INPUT: Begin

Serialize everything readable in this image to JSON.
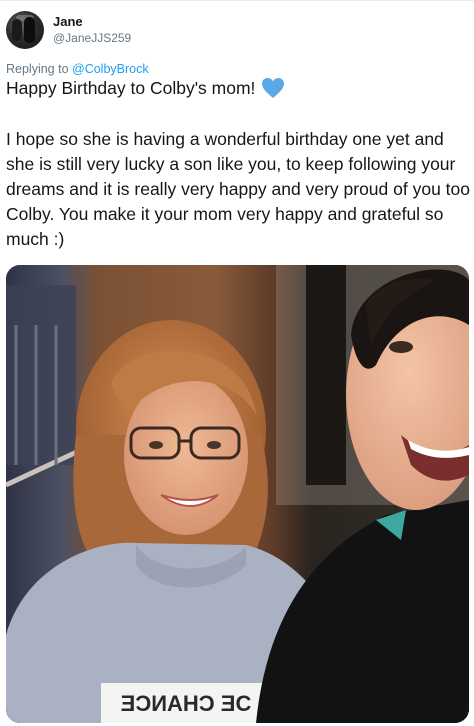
{
  "tweet": {
    "author": {
      "display_name": "Jane",
      "handle": "@JaneJJS259"
    },
    "replying_prefix": "Replying to ",
    "replying_to": "@ColbyBrock",
    "first_line": "Happy Birthday to Colby's mom!",
    "heart_emoji": "blue-heart-icon",
    "body": "I hope so she is having a wonderful birthday one yet and she is still very lucky a son like you, to keep following your dreams and it is really very happy and very proud of you too Colby.  You make it your mom very happy and grateful so much :)",
    "photo_shirt_text": "ƎƆИAHƆ ƎC"
  },
  "colors": {
    "link": "#1da1f2",
    "secondary_text": "#657786",
    "primary_text": "#14171a",
    "heart": "#5aa9e6"
  }
}
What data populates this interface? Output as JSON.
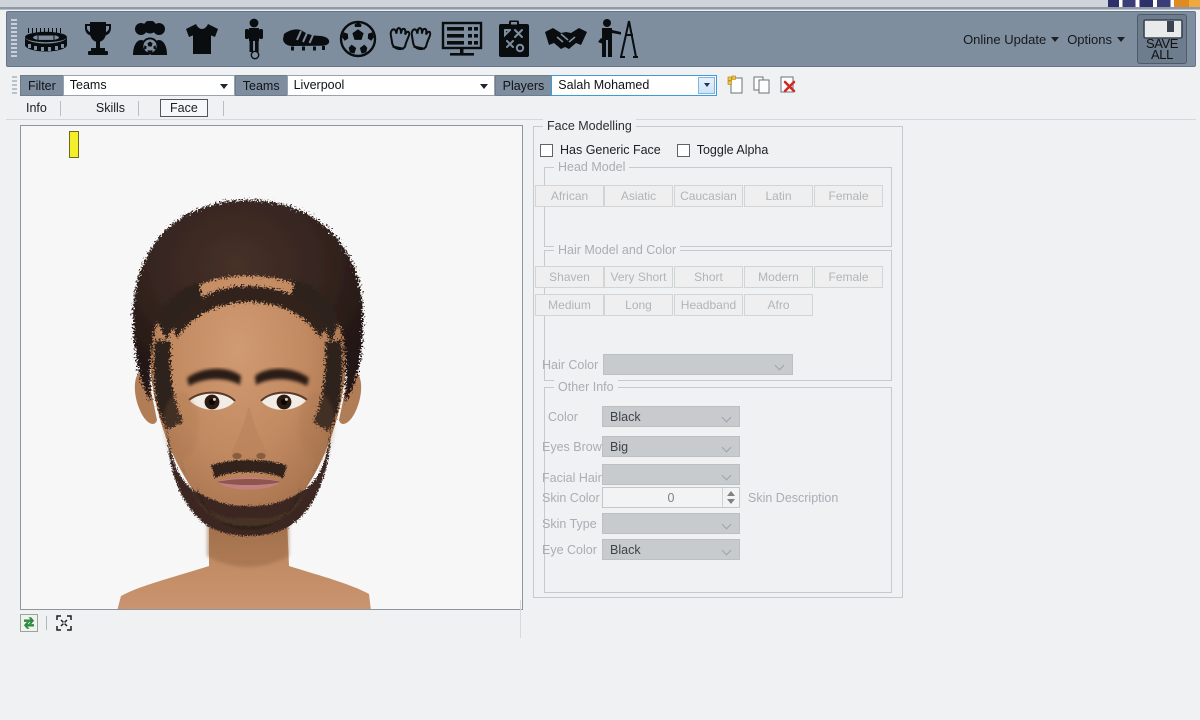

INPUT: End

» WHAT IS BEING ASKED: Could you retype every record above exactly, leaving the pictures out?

» EXERCISE OUTPUT:
Serialize everything readable in this image to JSON.
{
  "tweet": {
    "author": {
      "display_name": "Jane",
      "handle": "@JaneJJS259"
    },
    "replying_prefix": "Replying to ",
    "replying_to": "@ColbyBrock",
    "first_line": "Happy Birthday to Colby's mom!",
    "heart_emoji": "blue-heart-icon",
    "body": "I hope so she is having a wonderful birthday one yet and she is still very lucky a son like you, to keep following your dreams and it is really very happy and very proud of you too Colby.  You make it your mom very happy and grateful so much :)",
    "photo_shirt_text": "ƎƆИAHƆ ƎC"
  },
  "colors": {
    "link": "#1da1f2",
    "secondary_text": "#657786",
    "primary_text": "#14171a",
    "heart": "#5aa9e6"
  }
}
What data populates this interface? Output as JSON.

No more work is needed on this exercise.